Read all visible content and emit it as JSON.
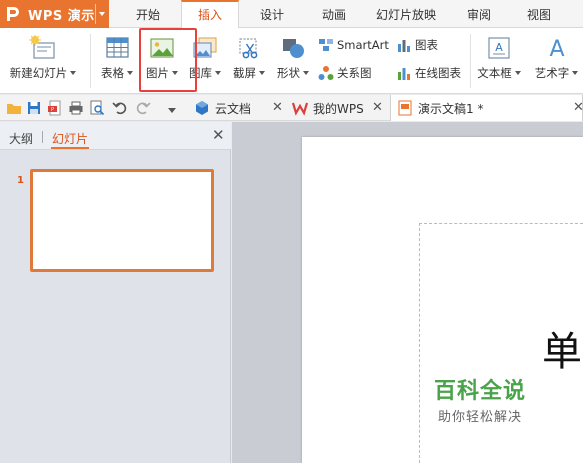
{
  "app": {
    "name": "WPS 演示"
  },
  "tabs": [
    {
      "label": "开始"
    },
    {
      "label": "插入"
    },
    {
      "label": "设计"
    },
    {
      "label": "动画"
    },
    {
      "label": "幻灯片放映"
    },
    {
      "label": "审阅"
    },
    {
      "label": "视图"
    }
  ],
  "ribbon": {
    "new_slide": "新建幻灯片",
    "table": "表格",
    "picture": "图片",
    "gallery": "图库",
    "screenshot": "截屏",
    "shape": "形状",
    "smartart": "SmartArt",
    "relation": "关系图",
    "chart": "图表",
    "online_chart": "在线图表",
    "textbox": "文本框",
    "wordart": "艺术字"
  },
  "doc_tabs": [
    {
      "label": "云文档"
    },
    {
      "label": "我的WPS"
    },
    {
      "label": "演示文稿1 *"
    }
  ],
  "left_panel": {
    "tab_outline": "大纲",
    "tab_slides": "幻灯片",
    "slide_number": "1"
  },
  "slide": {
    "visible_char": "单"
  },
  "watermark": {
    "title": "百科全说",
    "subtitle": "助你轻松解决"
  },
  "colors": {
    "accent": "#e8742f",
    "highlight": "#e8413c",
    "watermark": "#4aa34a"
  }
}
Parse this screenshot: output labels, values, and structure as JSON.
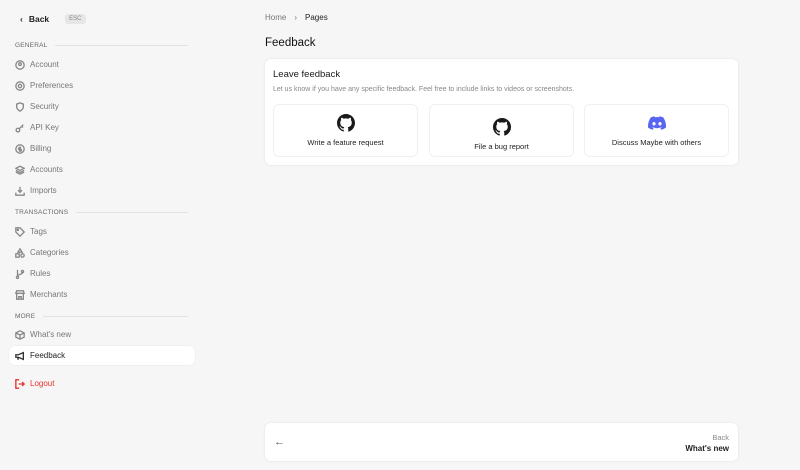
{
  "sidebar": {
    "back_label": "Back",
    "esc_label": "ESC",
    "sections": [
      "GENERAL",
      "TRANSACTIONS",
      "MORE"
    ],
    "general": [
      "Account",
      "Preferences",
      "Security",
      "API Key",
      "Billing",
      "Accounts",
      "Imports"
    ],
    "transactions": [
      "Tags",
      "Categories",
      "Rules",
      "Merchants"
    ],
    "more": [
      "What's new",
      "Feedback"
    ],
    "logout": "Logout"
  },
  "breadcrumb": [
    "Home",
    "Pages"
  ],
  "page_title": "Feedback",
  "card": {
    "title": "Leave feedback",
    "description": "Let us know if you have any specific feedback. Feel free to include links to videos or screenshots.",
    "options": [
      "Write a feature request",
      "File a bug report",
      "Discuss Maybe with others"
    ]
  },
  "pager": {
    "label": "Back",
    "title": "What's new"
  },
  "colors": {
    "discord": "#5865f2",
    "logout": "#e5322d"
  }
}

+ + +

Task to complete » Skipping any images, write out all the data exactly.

Reply to the task »
Read all visible content and emit it as JSON.
{
  "app": {
    "name": "WPS 演示"
  },
  "tabs": [
    {
      "label": "开始"
    },
    {
      "label": "插入"
    },
    {
      "label": "设计"
    },
    {
      "label": "动画"
    },
    {
      "label": "幻灯片放映"
    },
    {
      "label": "审阅"
    },
    {
      "label": "视图"
    }
  ],
  "ribbon": {
    "new_slide": "新建幻灯片",
    "table": "表格",
    "picture": "图片",
    "gallery": "图库",
    "screenshot": "截屏",
    "shape": "形状",
    "smartart": "SmartArt",
    "relation": "关系图",
    "chart": "图表",
    "online_chart": "在线图表",
    "textbox": "文本框",
    "wordart": "艺术字"
  },
  "doc_tabs": [
    {
      "label": "云文档"
    },
    {
      "label": "我的WPS"
    },
    {
      "label": "演示文稿1 *"
    }
  ],
  "left_panel": {
    "tab_outline": "大纲",
    "tab_slides": "幻灯片",
    "slide_number": "1"
  },
  "slide": {
    "visible_char": "单"
  },
  "watermark": {
    "title": "百科全说",
    "subtitle": "助你轻松解决"
  },
  "colors": {
    "accent": "#e8742f",
    "highlight": "#e8413c",
    "watermark": "#4aa34a"
  }
}
Parse this screenshot: output labels, values, and structure as JSON.
{
  "sidebar": {
    "back_label": "Back",
    "esc_label": "ESC",
    "sections": [
      "GENERAL",
      "TRANSACTIONS",
      "MORE"
    ],
    "general": [
      "Account",
      "Preferences",
      "Security",
      "API Key",
      "Billing",
      "Accounts",
      "Imports"
    ],
    "transactions": [
      "Tags",
      "Categories",
      "Rules",
      "Merchants"
    ],
    "more": [
      "What's new",
      "Feedback"
    ],
    "logout": "Logout"
  },
  "breadcrumb": [
    "Home",
    "Pages"
  ],
  "page_title": "Feedback",
  "card": {
    "title": "Leave feedback",
    "description": "Let us know if you have any specific feedback. Feel free to include links to videos or screenshots.",
    "options": [
      "Write a feature request",
      "File a bug report",
      "Discuss Maybe with others"
    ]
  },
  "pager": {
    "label": "Back",
    "title": "What's new"
  },
  "colors": {
    "discord": "#5865f2",
    "logout": "#e5322d"
  }
}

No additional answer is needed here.